In July 2019, the Department of Homeland Security expanded its criteria for arresting and deporting immigrants currently in the interior of the U.S. This put any immigrant unable to prove they had resided in the U.S. for at least two years at risk of being deported without the opportunity to seek legal counsel or see an immigration judge. A court initially blocked this rule. However, in June 2020, the D.C. Circuit Court of Appeals lifted the injunction and allowed expedited removals to be implemented nationwide. 

The Trump administration also challenged asylum seekers’ right to seek habeas corpus review. Habeas corpus is a means for asylum seekers to review any legal or constitutional errors an asylum officer may have made during a credible fear interview. In DHS v. Thuraissigiam, the Supreme Court ruled that asylum seekers have the right to habeas absent extraordinary situations. 

8. DHS and the new attorney general will investigate immigration court biases.

The Trump administration’s control over the Department of Justice has turned the immigration court system into a deportation machine for the few asylum seekers who can have their cases heard before an immigration judge. In late 2019, six nonprofit organizations sued the Trump administration for allowing asylum-free zones (where judges deny virtually all asylum claims); policies that exacerbate the immigration court backlog; and enforcement-oriented performance metrics for immigration judges. These overlapping policies have created a system that is strongly biased against asylum seekers.

The Biden administration has promised to double the number of immigration judges, court staff, and interpreters. While this is a positive move to address the immigration court backlog, the attorney general will need to immediately end the performance metrics implemented under Trump and enforce affirmative policies to combat asylum-free zones. Flooding the system with more judges without these policy changes will exacerbate the problems of the deportation machine.

9. Release low-risk immigrants held in detention facilities

Biden has stated that “no business should profit from the suffering of desperate people fleeing violence.” He has promised to hold immigrant detention facilities to the highest standards of care and prioritize families’ safety and dignity above all. While deconstructing the overwhelming network of private detention facilities is too large a goal to accomplish in 100 days, the Biden administration should call for the immediate release of individuals and families who have been screened but continue to be held in detention facilities. In addition, immediately ending the Secure Communities program can ensure that fewer immigrants already living in the interior of the U.S. are not placed in unhealthy detention conditions during the COVID-19 pandemic. 

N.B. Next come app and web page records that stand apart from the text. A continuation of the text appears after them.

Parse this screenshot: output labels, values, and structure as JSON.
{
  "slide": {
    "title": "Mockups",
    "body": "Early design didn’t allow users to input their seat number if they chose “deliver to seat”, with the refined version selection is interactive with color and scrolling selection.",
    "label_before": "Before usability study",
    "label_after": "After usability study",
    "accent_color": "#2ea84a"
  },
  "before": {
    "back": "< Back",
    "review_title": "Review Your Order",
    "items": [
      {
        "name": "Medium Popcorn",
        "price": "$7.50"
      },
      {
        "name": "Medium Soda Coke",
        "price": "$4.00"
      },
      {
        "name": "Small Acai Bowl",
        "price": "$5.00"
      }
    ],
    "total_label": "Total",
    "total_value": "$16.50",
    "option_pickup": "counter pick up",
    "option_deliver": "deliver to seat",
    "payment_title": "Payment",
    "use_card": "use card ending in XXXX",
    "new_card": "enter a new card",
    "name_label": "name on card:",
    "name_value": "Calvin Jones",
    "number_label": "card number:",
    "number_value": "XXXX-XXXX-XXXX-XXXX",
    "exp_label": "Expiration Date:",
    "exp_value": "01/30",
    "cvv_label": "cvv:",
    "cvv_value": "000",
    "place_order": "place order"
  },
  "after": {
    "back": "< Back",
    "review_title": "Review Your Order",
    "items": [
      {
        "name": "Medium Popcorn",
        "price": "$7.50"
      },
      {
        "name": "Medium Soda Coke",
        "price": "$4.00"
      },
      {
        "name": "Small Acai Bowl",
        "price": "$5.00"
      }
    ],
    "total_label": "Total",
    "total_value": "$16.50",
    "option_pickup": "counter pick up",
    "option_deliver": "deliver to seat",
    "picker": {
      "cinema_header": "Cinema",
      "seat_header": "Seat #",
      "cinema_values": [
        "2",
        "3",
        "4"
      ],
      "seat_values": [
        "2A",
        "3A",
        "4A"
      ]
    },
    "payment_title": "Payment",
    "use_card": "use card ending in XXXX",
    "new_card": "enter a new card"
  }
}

10. Reinstate a fair standard for demonstrating credible fear.

Immediately after taking office, the Trump administration began to dismantle the asylum system by targeting credible fear interviews, which establish whether an asylum seeker’s claim is credible enough to merit full review. In February 2017, U.S. Citizenship and Immigration Services raised the threshold for demonstrating credible fear in initial asylum interviews. USCIS accomplished this by changing the lesson plan for asylum officers, with the new guidance tilting officers toward dismissing claims. A federal judge blocked this policy. 

In July 2019, USCIS further complicated the credible fear process by reducing the waiting time before an initial credible fear interview. This restricted an asylum seeker’s ability to access counsel or secure necessary supporting documents or affidavits. A federal judge also blocked this policy. 

In 2019, Customs and Border Protection reached an agreement with USCIS to allow CBP agents to conduct credible fear interviews. When asylum seekers enter the U.S., they have a right to a credible fear or reasonable fear interview with a trained USCIS asylum officer. This agreement was met with immediate legal challenges for violating asylum seekers’ rights to a non-adversarial interview. A federal judge granted a preliminary injunction blocking this agreement in August 2020. 

The Biden administration should reinstate the standards for proving credible fear in place prior to the Trump administration.

Image by John Hain from Pixabay